AT last she got an employment, after searching for a while. It was not much but a dollar an hour was enough to feed, cloth and shelter her in one of Nairobi’s lower class estates. She remembered all her friends who had not landed a job two years after graduating from college and she was grateful. At least this was her second job. The pay might be small, but at least she will be working in one of Kenya’s first growing companies and experience gained will be enough to land her a job in a better paying company or so she thought.
Her expectations were crushed on her first day at work. The office was located at the city’s downtown. It was a dull dingy place, a great contrast to the well designed and animated website. There were no well dressed employees in huge boardrooms as depicted in the website. There were no white directors and glass offices as she had seen on the website. There were no Mac, no up to date office equipment. All there was was a dingy, poorly ventilated and dully lighted room with two old creaky desks. On the desks were two old desk top computers that produced generator like sounds. There was no fan to cool the room. There were no dozens of employees but one person.
“I am Henry, the MD,” he introduced himself. “You must be Janet.”
“Yes, I am,” she responded. “Pleasure to meet you Henry.”
After the pleasantries, she was taken through her job description. It ranged from cleaning the office, marketing the company, messenger, personal assistant, operations, book-keeping and so on. In short, she was in charge of all office operations and activities. She wanted to reject the job, but she thought of her single mother and her five siblings back at home. She couldn’t go back to the village and continue depending on her mother. She was a big girl now. She had learnt how to survive in Nairobi.
“I thought the company has several employees,” she asked. “I read that in the job advert and the website.”
“Oh, this is the Kenyan branch. It has just been opened.” the swift soft spoken Henry replied. “The rest of the team are in the UK and the US. We shall be visiting them four times a year for the quarterly meetings.”
The thought of not only working for an international company but also visiting the west four times a year appeased Janet. Her dreams of traveling the world was almost coming true. Little did she know all these were lies well told .
The first few weeks went well. She was punctual, she cleaned the office, applied for government tenders, wrote proposals, procured office equipment and did all stipulated in her job description. Henry was never in the office. He was always out the office meeting investors. He was a learned person, he had explained to her. He had a degree in BSc Engineering from University of Florida and an MBA from Cambridge. He was well-traveled too. He had been to several youth summit and business conferences in Africa and beyond. Though he didn’t act so which was a little bit odd.
Then one day Henry came back to the office after attending a “conference” in Mombasa. He brought Janet gifts. A beautiful printed leso, a bottle of henna and colourful Maasai sandals. He said they were a present because she has managed the office quite efficiently. She was happy to be appreciated. It feels good you know. As months went by, the gifts increased. He didn’t have to go out of town to get her a gift, he always had something small to give her, a bar of chocolate, a cup of coffee, an apple, a pair of earrings. She felt uncomfortable receiving the gifts, but Henry would not take a no. She feared being fired for not taking a gift… what a stupid reason to lose a job?
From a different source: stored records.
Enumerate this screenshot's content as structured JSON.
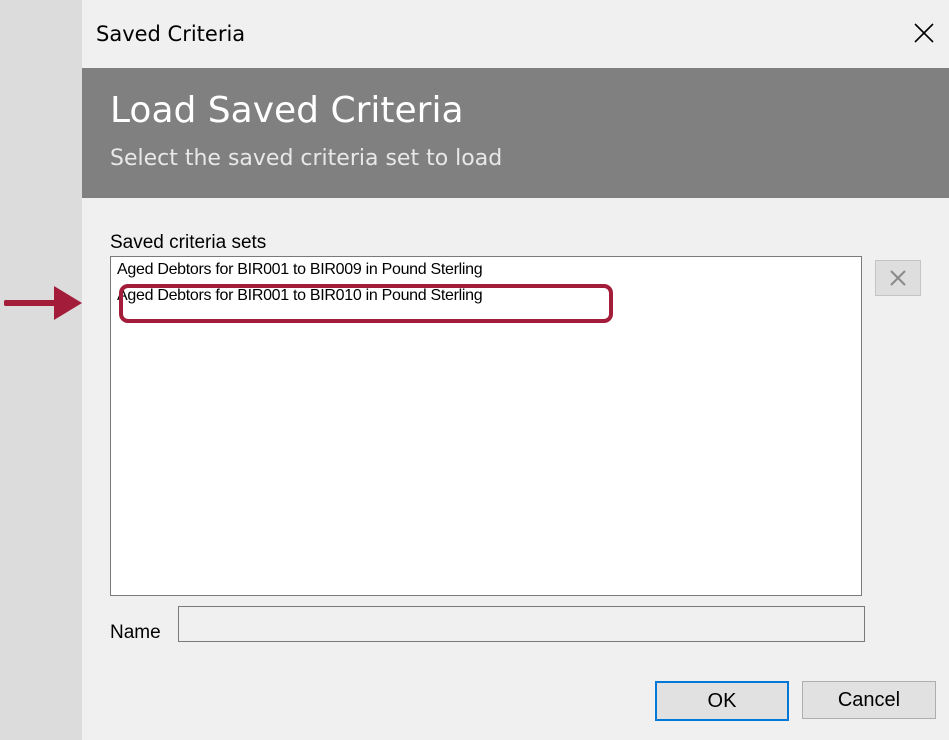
{
  "window": {
    "title": "Saved Criteria",
    "close_icon": "close-icon"
  },
  "header": {
    "title": "Load Saved Criteria",
    "subtitle": "Select the saved criteria set to load"
  },
  "list": {
    "label": "Saved criteria sets",
    "items": [
      "Aged Debtors for BIR001 to BIR009 in Pound Sterling",
      "Aged Debtors for BIR001 to BIR010 in Pound Sterling"
    ],
    "delete_icon": "delete-icon"
  },
  "name_field": {
    "label": "Name",
    "value": ""
  },
  "buttons": {
    "ok": "OK",
    "cancel": "Cancel"
  },
  "colors": {
    "header_bg": "#808080",
    "annotation": "#a31d3b",
    "focus": "#0078d7"
  }
}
In so many occasions Henry asked her to stay in the office late. She didn’t mind because that meant a few more dollars for her. It didn’t seem off for her that day when Henry asked her to stay late and wait for him. She sat waiting like a faithful dog though it was getting late, past 8 to be precise. Those of you who are familiar with down town are aware that only few businesses remain open past 6pm. She was getting worried, she called Henry who assured her that he was on his way and that he will call an Uber to take her home or book her a hotel room.
At around 9 he arrived. He was drunk. She was relieved that now she would get to go home. Little did she know that his arrival marked the beginning of her trouble. As Janet picked up her bag to leave, Henry held her hand and pulled her to him.
“I have been waiting for this moment since you started working for me.”
“Which moment?” she asked, pulling herself away from him.
“When I can hold you in my arms,” he said. Pulling Janet close to him again. Forcing his mouth against hers.
“You must be mistaken,” she said. She turned her head away. Disgusted by the smell of stale alcohol and cigarette coming out of Henry’s mouth.
“You think I haven’t noticed how you look at me, how you dress in short skirts to attract my attention and how you behave strangely around me?”
“I don’t know what you are talking about.”
“You know, why else would you be accepting my gifts?”
It then dawned to her. The gifts were a trap. Just like the way one throws pieces of ugali to a chicken to attract it and once close enough, they capture and slaughter it. She has been the chicken all along, and the gifts were pieces of ugali.